While fresh squeezed juices are almost a staple, experts will confirm that what you buy at grocery stores isn''t kin to just-squeezed, seconds-old juice. Oxygen whacks the enzymes out of juice as fast as you can blow out your birthday candles. I almost expect fresh juice to be rushed on a gurney to waiting customers.

Power Juice takes the extra step of peeling oranges at the moment of each order. Most instant juicing machines squeeze unpeeled orange halves, which means that pesticides and other chemicals used in conventional growing methods, still present on the orange rind, end up in the final drink.

The big deal about juicing is that in addition to getting both greater variety and quantity of raw-food nutrients than you''d probably get by eating whole vegetables each day, it removes the fiber where many vitamins, minerals, enzymes, and phytochemicals are trapped, unable to be assimilated by your body. For example, you only assimilate about one percent of the beta-carotene in a raw carrot. When a carrot is juiced, nearly 100 percent of the beta-carotene can be assimilated.

The infamous wheat grass juice comes in one- or two-ounce shots ($1.50 and $3). As the menu states, one ounce equals four pounds of green vegetables-well worth holding your breath for a few seconds while the bitter potion sneaks past your taste buds.
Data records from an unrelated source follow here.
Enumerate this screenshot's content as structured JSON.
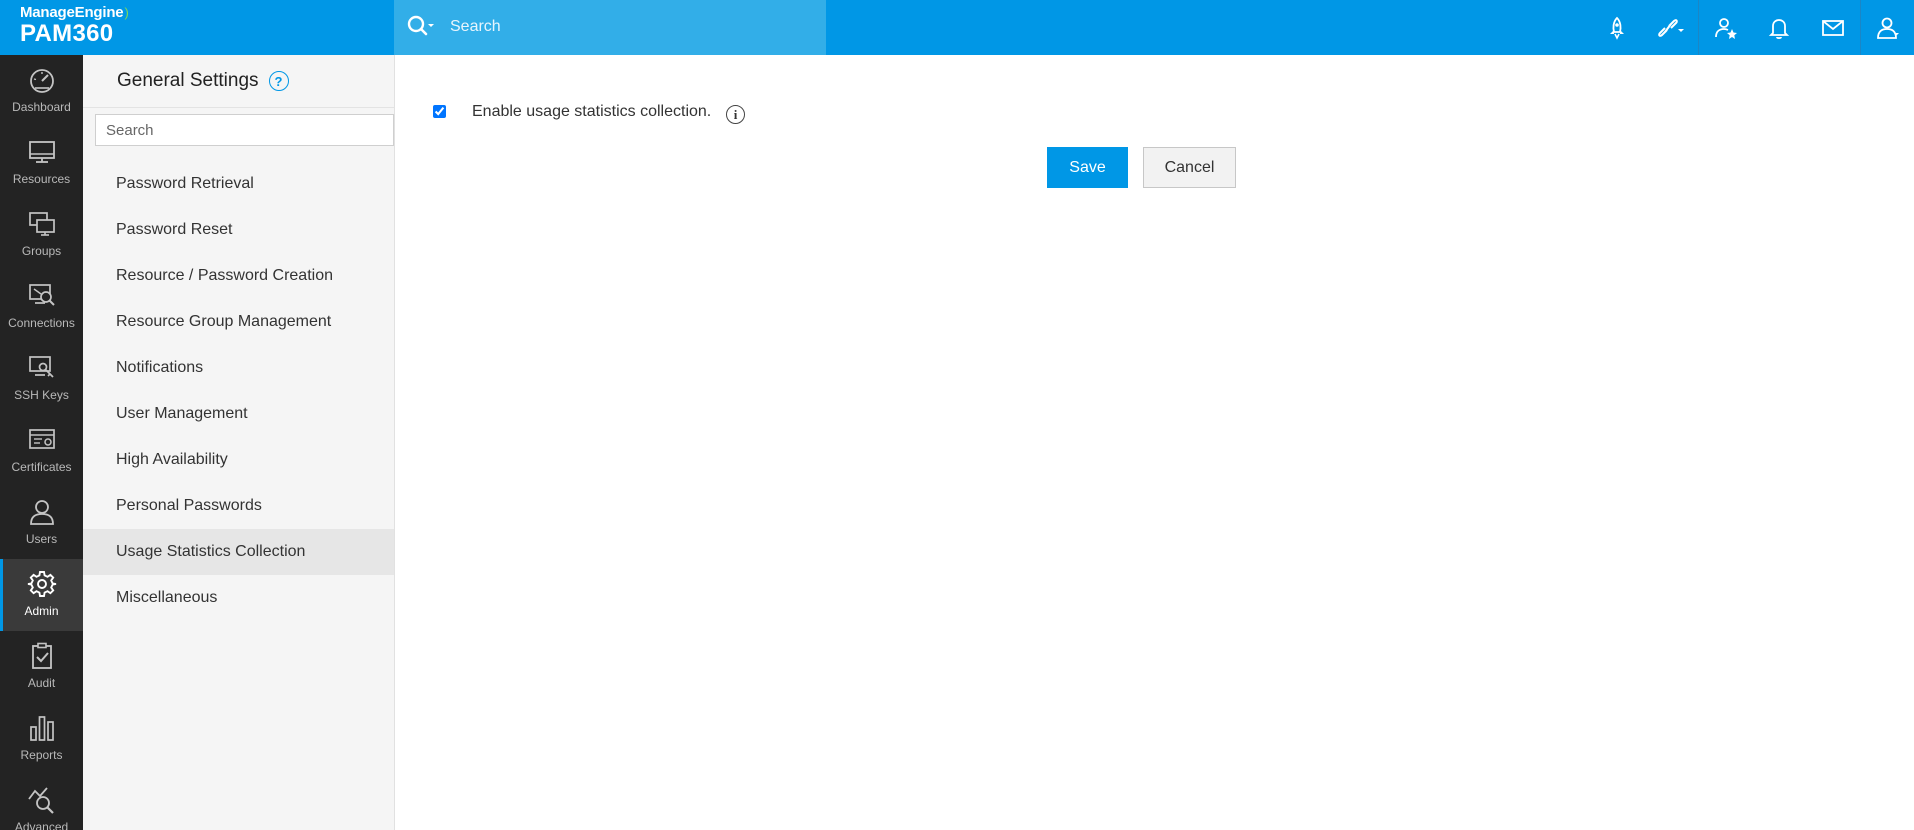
{
  "brand": {
    "vendor": "ManageEngine",
    "product": "PAM360"
  },
  "search": {
    "placeholder": "Search"
  },
  "header_icons": [
    "rocket-icon",
    "link-settings-icon",
    "user-star-icon",
    "bell-icon",
    "mail-icon",
    "user-profile-icon"
  ],
  "nav": {
    "items": [
      {
        "label": "Dashboard",
        "icon": "gauge-icon"
      },
      {
        "label": "Resources",
        "icon": "monitor-icon"
      },
      {
        "label": "Groups",
        "icon": "group-monitors-icon"
      },
      {
        "label": "Connections",
        "icon": "connection-icon"
      },
      {
        "label": "SSH Keys",
        "icon": "ssh-key-icon"
      },
      {
        "label": "Certificates",
        "icon": "certificate-icon"
      },
      {
        "label": "Users",
        "icon": "user-icon"
      },
      {
        "label": "Admin",
        "icon": "gear-icon",
        "active": true
      },
      {
        "label": "Audit",
        "icon": "clipboard-check-icon"
      },
      {
        "label": "Reports",
        "icon": "bar-chart-icon"
      },
      {
        "label": "Advanced",
        "icon": "analytics-icon"
      }
    ]
  },
  "settings": {
    "title": "General Settings",
    "search_placeholder": "Search",
    "items": [
      {
        "label": "Password Retrieval"
      },
      {
        "label": "Password Reset"
      },
      {
        "label": "Resource / Password Creation"
      },
      {
        "label": "Resource Group Management"
      },
      {
        "label": "Notifications"
      },
      {
        "label": "User Management"
      },
      {
        "label": "High Availability"
      },
      {
        "label": "Personal Passwords"
      },
      {
        "label": "Usage Statistics Collection",
        "active": true
      },
      {
        "label": "Miscellaneous"
      }
    ]
  },
  "content": {
    "checkbox_label": "Enable usage statistics collection.",
    "checkbox_checked": true,
    "save_label": "Save",
    "cancel_label": "Cancel"
  },
  "colors": {
    "accent": "#0097e6",
    "sidebar": "#232323",
    "active_nav": "#3a3a3a"
  }
}
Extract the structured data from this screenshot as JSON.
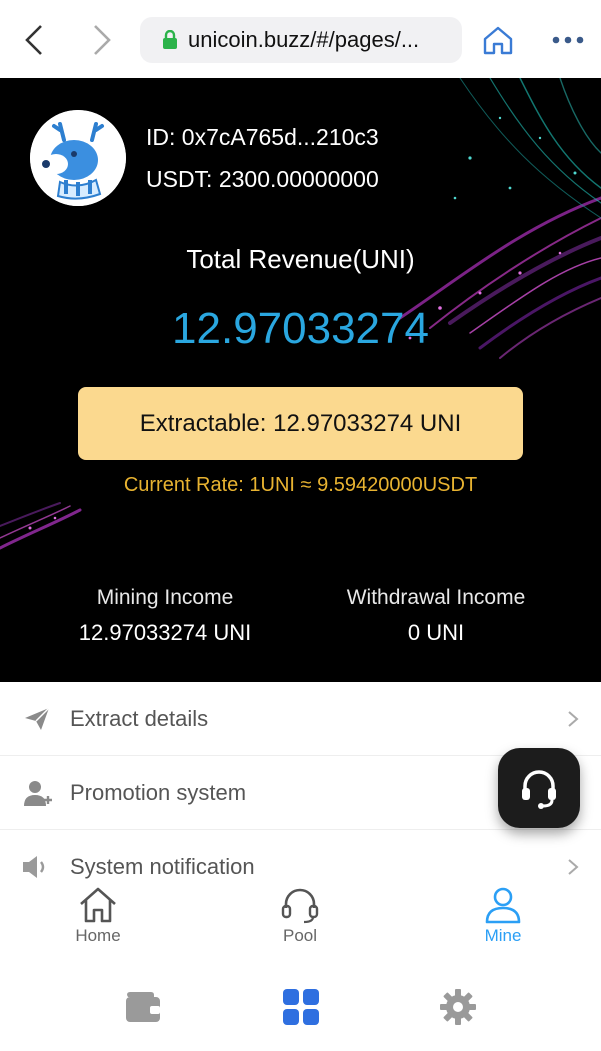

If you can''t take it, the aptly named Carmel Favorite blends carrot, beet, and apple into a sweet juice. Most juices cost $3.25, $3.75, and $4.25, depending on the size-organic product is expensive.

The Weekly is powered by the generosity of readers like you, who support our mission to produce engaging, independent and in-depth journalism.

Show Your Support
Learn More

Most raw, green vegetables are bitter, but we all know how friggin'' healthy they are, so your best bet here is Power Green Drink. It combines celery, broccoli, parsley, spinach, wheat grass, and carrots. I warned Kate, but she said, "Pretty good."

Plenty of tasty recipes will appeal to palates trained on eclectic cuisine. Take the Big Bean Burrito series. I''ve had three of the five and they''re all delicious. I could eat the BBB every day ($6.25). It contains pinto beans, black beans, brown rice, carrots, celery, onions, potatoes, garlic, bell peppers, cilantro, fresh salsa, and cheddar cheese.

The Bigger Bean Burrito adds avocado and sprouts, the Breakfast Burrito adds egg and sprouts, and there are three more versions with turkey. The Thai Turkey Wrap sounded good, with ginger, pineapple salsa and peanut sauce, but it was heavy on beans and rice and light on flavor. Kate didn''t like it.

As you might guess, there are salads, sandwiches, and vegetarian burgers (patties are made by Good Earth in Pacific Grove). Unusual entrees include Bowl of Steamed Rice and Vegetables, Bowl of Roasted Vegetables with feta cheese, and a tortilla-less Big Bean Burrito Bowl. Prices range from $6.25 to $7.50.

Breakfast is served anytime. There are tofu dishes, egg dishes, and a scrumptious bowl of brown rice and bananas steamed with cinnamon and milk ($4.25).

C.J. just bought a flax-grinding machine so flaxseeds can be added, in their most nutritious form, to smoothies, salads, soup or anything. He also purchased a machine that makes the healthiest frozen yogurt available (most frozen yogurt is far from healthy).

With relatively reasonable prices, and with me feeling so powerful and healthy and all, I gathered this information over four visits. I''ve even planned a one-month experiment to drink wheat grass juice three times weekly, covering the expense by omitting one glass or wine or a few cups of cappuccino from my weekly liquid budget. It will be interesting to see who gets most of my beverage dollar in the future.

Become a Weekly Insider.

Join Us
Learn More

Recommended for you

(0) comments

Welcome to the discussion.

Keep it Clean. Please avoid obscene, vulgar, lewd, racist or sexually-oriented language.
PLEASE TURN OFF YOUR CAPS LOCK.
Don't Threaten. Threats of harming another person will not be tolerated.
Be Truthful. Don't knowingly lie about anyone or anything.
Be Nice. No racism, sexism or any sort of -ism that is degrading to another person.
Be Proactive. Use the 'Report' link on each comment to let us know of abusive posts.
Share with Us. We'd love to hear eyewitness accounts, the history behind an article.